Because of the volunteer hours he dedicated on the board, my daughter is now “paying it forward” as an active community volunteer.
Steve is a servant leader who has quietly, behind the scenes, positively impacted many people and businesses in the Bedford community.
He has played a key role in assisting businesses impacted by highway construction.
As a city councilman, Steve will continue to put the needs of others first and always make decisions based on the best interest of the citizens of Bedford.
— Debra McDaniels, Bedford
Brendan Eich has resigned as CEO of Mozilla under intense pressure related to his $1,000 contribution six years ago supporting a California proposition stating that marriage is between a man and a woman.
The Constitution guarantees all Americans the right to free speech, but apparently Mozilla only allows speech with which it agrees.
Liberals preach about equal rights unless those rights offend their thinking.
Next thing you know they will fire everyone who votes the “wrong” way.
Americans have fought and died for the right of people to speak their piece.
We should all abhor hate speech, but actions of this sort are also abhorrent.
— Rick Weintraub, Arlington
Once again President Obama goes on TV after the Fort Hood shooting to assure us that “we will get to the bottom of this and find out exactly what happened.”
Obama no longer has any credibility or believability on anything as far as I am concerned.
His administration is the least forthcoming and honest group of people in my lifetime. He refuses to hold anyone accountable.
Someone may get to the bottom of what happened, but it won’t be the Obama administration.
— Dave Waldrop, Hurst
Convoluted tax code

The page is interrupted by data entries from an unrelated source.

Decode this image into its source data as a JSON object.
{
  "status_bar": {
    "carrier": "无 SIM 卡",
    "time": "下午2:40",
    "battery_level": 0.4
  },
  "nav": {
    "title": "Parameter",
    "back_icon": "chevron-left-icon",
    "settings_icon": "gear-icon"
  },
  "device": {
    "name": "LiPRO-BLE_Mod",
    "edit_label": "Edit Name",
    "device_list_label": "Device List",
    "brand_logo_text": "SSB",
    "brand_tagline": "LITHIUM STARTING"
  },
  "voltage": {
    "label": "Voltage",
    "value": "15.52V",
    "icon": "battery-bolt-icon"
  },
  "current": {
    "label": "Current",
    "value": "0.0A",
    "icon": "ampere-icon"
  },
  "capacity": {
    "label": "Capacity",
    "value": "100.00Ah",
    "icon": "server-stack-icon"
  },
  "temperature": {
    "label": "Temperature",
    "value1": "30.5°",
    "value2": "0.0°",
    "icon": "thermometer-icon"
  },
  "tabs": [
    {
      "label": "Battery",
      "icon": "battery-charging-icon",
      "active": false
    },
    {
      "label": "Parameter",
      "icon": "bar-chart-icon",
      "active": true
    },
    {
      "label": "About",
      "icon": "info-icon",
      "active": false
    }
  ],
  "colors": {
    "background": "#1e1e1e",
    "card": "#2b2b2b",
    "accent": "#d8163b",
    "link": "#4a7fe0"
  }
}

Why is the IRS tax code so convoluted and complex, and what is it supposed to accomplish?
Simply, a 10 percent sales tax would be more fair and efficient.
The IRS was established by an amendment to the Constitution in 1913 and for the first few years the middle class paid little or no federal taxes.

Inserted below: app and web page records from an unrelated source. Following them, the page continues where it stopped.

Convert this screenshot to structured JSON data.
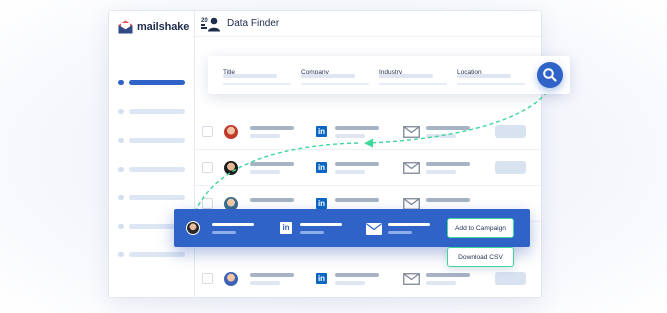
{
  "app": {
    "brand": "mailshake",
    "page_title": "Data Finder"
  },
  "sidebar": {
    "items": [
      {
        "active": true
      },
      {
        "active": false
      },
      {
        "active": false
      },
      {
        "active": false
      },
      {
        "active": false
      },
      {
        "active": false
      },
      {
        "active": false
      }
    ]
  },
  "filters": {
    "title_label": "Title",
    "company_label": "Company",
    "industry_label": "Industry",
    "location_label": "Location"
  },
  "actions": {
    "add_to_campaign": "Add to Campaign",
    "download_csv": "Download CSV"
  },
  "colors": {
    "primary": "#2f63c8",
    "accent_green": "#3fd89a",
    "linkedin": "#0a66c2"
  },
  "icons": [
    "mailshake-logo-icon",
    "data-finder-icon",
    "search-icon",
    "linkedin-icon",
    "mail-icon",
    "avatar"
  ]
}
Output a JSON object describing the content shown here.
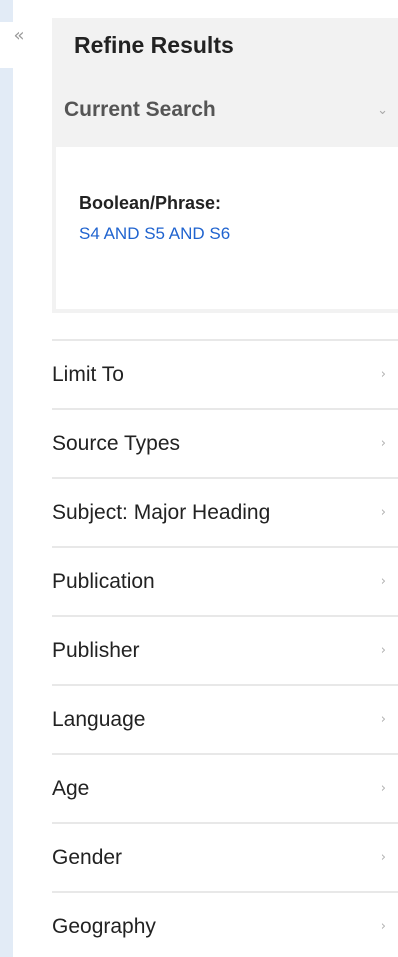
{
  "sidebar": {
    "collapse_glyph": "«",
    "title": "Refine Results",
    "current_search": {
      "label": "Current Search",
      "chevron_glyph": "⌄",
      "boolean_label": "Boolean/Phrase:",
      "boolean_value": "S4 AND S5 AND S6"
    },
    "facets": [
      {
        "label": "Limit To",
        "icon": "chevron-right-icon"
      },
      {
        "label": "Source Types",
        "icon": "chevron-right-icon"
      },
      {
        "label": "Subject: Major Heading",
        "icon": "chevron-right-icon"
      },
      {
        "label": "Publication",
        "icon": "chevron-right-icon"
      },
      {
        "label": "Publisher",
        "icon": "chevron-right-icon"
      },
      {
        "label": "Language",
        "icon": "chevron-right-icon"
      },
      {
        "label": "Age",
        "icon": "chevron-right-icon"
      },
      {
        "label": "Gender",
        "icon": "chevron-right-icon"
      },
      {
        "label": "Geography",
        "icon": "chevron-right-icon"
      }
    ],
    "chevron_right_glyph": "›"
  },
  "colors": {
    "left_strip": "#e2ebf6",
    "panel_header_bg": "#f2f2f2",
    "link": "#1f63cf",
    "divider": "#e8e8e8"
  }
}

But today anyone productive (and not politically connected) pays one-third to one-half of all their hard-earned treasure. This is approximately what serfs paid the owners of the land they farmed in the Middle Ages!
There was no federal income tax in the U.S. between 1776 and 1913 because a much smaller government survived on a few tariffs and fees.
— Bruce Ferguson, Fort Worth
Letters must be no longer than 200 words and must have a full name, home street address, city of residence and home and daytime telephone numbers for verification.
Letters endorsing political candidates or ballot issues must be no longer than 150 words. Those for the May 10 elections must be received by 5 p.m. April 30, and those for the May 27 runoffs by 5 p.m. May 21.
Regular mail: Letters to the Editor/Elections, Box 1870, Fort Worth TX 76101